“Naturally!” He said. “How could you? That would be against the regulations.”
“I just had a confessional done by Aldona, “I reminded him and any other skeptics.
Goran just nodded, staring into his coffee with a smug smile on his haphazardly shaven face. Smart. We all had to pass the IQ test, among other things, to get here. The highest possible IQ score per the test that was used by the Church of Scientology International was 160. The average was 110. The passing score for the Base was 135. The Swede’s IQ was 155, as I remembered from my personnel procurement days when I had access to all kinds of personnel data.
Porzia looked a bit tense and unsettled at the news of the beautiful translator with whom I naturally hadn’t slept. The level of trust between us had always been miniscule. Pablo just laughed easily and slapped me on the shoulder; that was his way. He didn’t care about regulations or anything I did or didn’t do one way or the other. He was just happy to have me back. Thomas was staring at me with a lot of admiration, still shaking his head in disbelief.   
I suddenly noticed lines around Chloe’s mouth. I looked closer at my friends. They all aged a bit. We’ve been together for almost five years. Just a few days prior I was startled to notice plenty of grey on my head and that the male-pattern boldness had firmly settled in, too. Always in a rush, I never saw it coming until it came.
“Hey, you know, no more back translations!” Porzia brightened up. “COB changed the production line!” 
          The TU I found now was a different TU in many ways. First of all, QC through back translations was abolished and Language I/C’s were now entrusted to approve translations. That was a monumental change which opened a floodgate of translations. It was ordered by no one else but the Chairman of the Board of the Religious Technology Center David Miscavige himself. That was a welcome and long overdue change.

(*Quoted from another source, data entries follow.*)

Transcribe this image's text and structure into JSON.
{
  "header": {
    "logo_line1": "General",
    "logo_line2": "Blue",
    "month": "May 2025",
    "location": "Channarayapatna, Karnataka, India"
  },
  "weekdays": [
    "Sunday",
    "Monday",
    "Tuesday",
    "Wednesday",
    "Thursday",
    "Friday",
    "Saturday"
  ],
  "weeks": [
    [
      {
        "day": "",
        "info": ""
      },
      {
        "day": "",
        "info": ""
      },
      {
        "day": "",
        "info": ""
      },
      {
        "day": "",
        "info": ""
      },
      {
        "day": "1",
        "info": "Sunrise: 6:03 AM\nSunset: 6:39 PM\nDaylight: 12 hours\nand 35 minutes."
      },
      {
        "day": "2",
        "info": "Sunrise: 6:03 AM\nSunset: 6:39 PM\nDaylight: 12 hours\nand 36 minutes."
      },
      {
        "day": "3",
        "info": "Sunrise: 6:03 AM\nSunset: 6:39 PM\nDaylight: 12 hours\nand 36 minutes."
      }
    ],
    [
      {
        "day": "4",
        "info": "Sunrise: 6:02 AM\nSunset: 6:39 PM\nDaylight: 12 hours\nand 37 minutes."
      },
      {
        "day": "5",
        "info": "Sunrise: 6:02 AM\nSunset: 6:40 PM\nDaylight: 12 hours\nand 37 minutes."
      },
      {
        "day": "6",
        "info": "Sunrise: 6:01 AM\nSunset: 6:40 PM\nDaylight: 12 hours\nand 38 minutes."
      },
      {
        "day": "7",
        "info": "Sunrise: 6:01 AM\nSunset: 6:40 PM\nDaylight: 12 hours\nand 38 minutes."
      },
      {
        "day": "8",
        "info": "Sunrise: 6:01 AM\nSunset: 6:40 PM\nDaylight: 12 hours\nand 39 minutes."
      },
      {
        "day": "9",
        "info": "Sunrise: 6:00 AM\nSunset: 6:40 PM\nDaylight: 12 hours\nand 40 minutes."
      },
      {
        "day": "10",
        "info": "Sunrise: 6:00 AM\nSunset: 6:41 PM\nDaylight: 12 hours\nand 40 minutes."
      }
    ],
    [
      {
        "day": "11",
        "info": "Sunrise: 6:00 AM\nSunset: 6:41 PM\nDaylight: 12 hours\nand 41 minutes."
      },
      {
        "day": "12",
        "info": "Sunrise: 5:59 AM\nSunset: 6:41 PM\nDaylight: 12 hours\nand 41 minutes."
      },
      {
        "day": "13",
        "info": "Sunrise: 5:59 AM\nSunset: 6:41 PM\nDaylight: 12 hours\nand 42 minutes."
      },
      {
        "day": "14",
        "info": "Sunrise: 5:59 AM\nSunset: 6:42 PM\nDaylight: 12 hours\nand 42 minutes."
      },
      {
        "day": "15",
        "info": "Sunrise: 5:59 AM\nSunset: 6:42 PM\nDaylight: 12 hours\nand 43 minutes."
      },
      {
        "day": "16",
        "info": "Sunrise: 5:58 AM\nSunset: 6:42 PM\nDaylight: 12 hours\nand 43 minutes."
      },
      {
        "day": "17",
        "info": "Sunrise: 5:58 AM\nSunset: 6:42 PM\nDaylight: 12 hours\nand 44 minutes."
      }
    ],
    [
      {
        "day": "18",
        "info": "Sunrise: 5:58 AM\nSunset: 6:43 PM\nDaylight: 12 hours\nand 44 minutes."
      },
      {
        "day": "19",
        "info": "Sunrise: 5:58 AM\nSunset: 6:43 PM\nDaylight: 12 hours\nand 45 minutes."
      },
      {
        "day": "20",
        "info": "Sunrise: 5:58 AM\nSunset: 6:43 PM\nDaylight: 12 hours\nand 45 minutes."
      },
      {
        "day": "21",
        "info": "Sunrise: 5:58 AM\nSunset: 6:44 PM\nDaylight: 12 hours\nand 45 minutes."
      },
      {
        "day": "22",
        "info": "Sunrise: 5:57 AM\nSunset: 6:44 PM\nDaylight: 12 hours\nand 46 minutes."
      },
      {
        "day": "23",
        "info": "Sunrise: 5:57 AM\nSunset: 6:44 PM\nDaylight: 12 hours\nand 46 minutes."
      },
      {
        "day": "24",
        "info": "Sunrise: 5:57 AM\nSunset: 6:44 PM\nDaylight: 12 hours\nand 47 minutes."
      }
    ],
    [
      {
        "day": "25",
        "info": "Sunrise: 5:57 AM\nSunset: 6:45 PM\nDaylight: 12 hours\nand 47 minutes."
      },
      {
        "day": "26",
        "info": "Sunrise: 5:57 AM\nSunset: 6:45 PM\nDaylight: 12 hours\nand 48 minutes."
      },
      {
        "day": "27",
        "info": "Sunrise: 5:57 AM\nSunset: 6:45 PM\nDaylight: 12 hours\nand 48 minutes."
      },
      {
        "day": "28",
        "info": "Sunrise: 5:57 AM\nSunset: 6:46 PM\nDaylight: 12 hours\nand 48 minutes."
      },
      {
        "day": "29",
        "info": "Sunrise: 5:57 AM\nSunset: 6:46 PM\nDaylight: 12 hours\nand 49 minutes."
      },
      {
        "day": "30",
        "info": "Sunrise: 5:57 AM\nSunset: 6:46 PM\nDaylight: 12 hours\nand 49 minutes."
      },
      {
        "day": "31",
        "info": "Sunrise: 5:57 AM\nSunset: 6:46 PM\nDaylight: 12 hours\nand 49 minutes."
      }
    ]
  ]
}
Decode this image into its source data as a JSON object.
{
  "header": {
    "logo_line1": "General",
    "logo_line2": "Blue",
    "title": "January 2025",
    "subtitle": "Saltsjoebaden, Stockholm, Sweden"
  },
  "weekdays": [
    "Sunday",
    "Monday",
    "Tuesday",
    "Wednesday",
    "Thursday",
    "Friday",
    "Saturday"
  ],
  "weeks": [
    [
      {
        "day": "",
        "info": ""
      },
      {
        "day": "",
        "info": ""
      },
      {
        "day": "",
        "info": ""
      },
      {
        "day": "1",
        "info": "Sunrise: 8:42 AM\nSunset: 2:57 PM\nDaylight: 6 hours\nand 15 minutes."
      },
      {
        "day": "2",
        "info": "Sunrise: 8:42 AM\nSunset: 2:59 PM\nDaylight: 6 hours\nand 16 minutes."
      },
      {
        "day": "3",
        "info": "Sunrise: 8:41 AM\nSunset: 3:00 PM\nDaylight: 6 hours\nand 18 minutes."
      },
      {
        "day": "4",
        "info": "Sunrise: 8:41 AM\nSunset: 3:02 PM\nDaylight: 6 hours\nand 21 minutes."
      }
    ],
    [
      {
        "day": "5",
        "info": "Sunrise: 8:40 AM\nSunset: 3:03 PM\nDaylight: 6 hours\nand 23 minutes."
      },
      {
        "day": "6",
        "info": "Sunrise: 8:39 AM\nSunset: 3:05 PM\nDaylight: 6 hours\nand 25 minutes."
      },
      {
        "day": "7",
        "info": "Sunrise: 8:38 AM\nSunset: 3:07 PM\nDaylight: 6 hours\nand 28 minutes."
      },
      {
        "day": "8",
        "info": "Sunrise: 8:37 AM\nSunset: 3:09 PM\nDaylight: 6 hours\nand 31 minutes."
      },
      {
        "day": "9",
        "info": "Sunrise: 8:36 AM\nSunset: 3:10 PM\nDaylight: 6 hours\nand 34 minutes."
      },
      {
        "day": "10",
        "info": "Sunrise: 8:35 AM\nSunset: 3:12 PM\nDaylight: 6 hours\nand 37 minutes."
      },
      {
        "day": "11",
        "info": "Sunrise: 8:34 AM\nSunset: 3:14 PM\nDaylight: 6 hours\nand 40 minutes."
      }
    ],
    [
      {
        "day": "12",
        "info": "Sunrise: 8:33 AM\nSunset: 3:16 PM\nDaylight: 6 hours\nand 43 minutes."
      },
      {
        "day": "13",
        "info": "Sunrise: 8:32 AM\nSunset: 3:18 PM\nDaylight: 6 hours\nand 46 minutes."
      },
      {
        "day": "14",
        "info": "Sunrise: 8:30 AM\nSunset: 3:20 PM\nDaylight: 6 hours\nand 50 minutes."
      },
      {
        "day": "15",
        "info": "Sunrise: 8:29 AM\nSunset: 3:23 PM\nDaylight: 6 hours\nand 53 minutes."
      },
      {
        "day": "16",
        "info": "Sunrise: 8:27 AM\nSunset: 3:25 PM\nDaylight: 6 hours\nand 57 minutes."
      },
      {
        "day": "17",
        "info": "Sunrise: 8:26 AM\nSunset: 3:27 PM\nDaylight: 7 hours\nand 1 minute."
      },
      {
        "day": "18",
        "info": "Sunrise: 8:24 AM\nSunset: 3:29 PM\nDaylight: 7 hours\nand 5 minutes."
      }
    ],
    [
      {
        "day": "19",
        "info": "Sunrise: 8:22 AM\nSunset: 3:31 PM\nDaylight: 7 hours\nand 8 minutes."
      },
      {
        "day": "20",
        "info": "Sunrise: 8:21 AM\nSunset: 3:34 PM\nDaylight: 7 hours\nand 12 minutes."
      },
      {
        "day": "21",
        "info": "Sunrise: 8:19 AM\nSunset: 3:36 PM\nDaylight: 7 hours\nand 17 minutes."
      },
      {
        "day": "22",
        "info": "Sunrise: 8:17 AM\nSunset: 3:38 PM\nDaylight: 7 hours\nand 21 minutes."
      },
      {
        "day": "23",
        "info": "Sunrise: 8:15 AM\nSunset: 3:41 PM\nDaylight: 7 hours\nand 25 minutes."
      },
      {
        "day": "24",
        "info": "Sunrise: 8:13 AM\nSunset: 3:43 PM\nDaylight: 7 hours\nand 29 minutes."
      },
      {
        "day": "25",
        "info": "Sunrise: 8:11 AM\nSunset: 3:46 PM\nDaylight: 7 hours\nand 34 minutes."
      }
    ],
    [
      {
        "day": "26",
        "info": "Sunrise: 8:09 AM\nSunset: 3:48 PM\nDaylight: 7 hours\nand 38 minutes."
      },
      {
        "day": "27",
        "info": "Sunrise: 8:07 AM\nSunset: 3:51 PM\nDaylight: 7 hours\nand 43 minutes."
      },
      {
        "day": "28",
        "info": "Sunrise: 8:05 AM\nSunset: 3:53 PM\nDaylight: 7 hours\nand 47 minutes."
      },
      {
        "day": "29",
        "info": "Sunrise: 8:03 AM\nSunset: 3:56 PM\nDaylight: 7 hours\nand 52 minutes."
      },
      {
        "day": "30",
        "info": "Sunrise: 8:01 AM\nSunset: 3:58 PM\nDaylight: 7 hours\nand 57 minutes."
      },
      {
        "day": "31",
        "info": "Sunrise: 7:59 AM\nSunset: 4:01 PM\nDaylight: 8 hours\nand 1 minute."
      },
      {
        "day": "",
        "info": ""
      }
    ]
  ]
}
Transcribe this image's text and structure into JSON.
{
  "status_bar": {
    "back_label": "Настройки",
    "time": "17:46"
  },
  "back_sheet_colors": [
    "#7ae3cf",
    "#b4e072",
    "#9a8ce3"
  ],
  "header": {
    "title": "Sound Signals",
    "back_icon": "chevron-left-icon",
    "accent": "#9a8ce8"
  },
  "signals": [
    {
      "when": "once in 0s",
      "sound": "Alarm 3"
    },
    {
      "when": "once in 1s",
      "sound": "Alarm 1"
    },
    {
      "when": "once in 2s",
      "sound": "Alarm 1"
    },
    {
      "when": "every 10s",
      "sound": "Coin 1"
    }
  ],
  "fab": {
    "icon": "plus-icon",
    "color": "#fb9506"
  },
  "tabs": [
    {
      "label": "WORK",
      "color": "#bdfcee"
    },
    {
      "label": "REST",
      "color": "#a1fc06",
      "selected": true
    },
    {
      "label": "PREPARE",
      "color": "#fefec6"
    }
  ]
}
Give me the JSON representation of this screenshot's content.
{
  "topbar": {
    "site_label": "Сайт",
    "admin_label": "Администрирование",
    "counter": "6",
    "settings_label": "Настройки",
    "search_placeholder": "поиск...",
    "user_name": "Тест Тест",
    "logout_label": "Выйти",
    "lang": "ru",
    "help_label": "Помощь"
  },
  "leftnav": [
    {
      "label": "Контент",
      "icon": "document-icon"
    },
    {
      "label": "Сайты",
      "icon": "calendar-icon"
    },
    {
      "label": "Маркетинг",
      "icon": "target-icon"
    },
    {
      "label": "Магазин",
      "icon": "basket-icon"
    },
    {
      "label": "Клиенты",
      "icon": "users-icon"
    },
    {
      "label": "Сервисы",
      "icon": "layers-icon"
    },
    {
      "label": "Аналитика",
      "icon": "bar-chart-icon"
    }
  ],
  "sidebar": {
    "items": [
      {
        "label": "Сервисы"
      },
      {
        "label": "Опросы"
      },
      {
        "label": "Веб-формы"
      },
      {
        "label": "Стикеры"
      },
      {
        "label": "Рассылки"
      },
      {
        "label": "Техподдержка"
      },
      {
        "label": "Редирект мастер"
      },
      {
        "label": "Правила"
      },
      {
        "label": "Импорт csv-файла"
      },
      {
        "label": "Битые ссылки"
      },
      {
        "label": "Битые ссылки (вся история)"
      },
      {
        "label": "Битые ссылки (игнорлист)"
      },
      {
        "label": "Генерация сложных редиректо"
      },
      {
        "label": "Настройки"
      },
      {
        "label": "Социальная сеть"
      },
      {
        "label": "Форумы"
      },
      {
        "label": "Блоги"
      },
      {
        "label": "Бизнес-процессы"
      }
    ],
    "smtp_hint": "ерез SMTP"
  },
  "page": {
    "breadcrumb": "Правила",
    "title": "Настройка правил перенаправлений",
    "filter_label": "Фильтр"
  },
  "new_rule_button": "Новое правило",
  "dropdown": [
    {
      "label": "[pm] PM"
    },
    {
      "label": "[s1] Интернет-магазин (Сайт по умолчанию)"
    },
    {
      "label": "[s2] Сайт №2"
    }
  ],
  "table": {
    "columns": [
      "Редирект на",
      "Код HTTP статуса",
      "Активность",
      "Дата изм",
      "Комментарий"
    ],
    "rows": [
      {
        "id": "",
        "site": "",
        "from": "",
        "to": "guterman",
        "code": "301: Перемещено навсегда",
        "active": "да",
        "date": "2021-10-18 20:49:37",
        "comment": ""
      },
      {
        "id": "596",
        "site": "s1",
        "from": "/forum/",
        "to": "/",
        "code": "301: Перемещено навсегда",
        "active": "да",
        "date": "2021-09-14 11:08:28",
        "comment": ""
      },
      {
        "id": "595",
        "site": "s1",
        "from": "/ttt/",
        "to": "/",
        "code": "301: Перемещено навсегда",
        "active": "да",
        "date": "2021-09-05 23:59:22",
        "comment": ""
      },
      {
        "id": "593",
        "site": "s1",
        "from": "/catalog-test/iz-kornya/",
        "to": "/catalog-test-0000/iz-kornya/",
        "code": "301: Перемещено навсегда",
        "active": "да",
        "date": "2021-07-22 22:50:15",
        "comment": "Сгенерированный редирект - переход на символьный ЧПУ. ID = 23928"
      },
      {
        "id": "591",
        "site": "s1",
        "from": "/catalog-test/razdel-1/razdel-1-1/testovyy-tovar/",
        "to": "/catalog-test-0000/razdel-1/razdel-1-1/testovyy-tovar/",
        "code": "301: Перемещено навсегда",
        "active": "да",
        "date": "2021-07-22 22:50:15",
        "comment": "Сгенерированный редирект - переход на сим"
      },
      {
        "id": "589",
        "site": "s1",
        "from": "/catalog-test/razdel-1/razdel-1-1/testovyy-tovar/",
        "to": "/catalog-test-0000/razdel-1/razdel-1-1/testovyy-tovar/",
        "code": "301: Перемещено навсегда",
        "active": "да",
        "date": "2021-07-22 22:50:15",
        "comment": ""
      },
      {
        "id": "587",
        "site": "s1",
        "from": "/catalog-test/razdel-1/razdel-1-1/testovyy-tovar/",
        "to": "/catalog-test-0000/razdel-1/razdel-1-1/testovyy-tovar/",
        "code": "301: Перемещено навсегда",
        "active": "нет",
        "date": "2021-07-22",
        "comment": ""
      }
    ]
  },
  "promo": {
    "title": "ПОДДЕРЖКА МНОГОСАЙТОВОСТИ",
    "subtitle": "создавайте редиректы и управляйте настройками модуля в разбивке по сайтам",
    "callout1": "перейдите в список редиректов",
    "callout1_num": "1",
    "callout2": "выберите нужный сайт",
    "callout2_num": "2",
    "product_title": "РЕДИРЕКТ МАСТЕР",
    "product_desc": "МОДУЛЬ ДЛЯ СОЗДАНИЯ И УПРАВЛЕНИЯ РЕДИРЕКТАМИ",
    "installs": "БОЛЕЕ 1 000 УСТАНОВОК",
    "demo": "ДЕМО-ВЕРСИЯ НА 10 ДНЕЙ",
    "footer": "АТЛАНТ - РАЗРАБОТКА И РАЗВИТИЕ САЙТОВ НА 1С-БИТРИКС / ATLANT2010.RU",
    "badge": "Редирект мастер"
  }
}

The other change was that the TU now operated exclusively and only on so called international event releases. There are 6 major international events.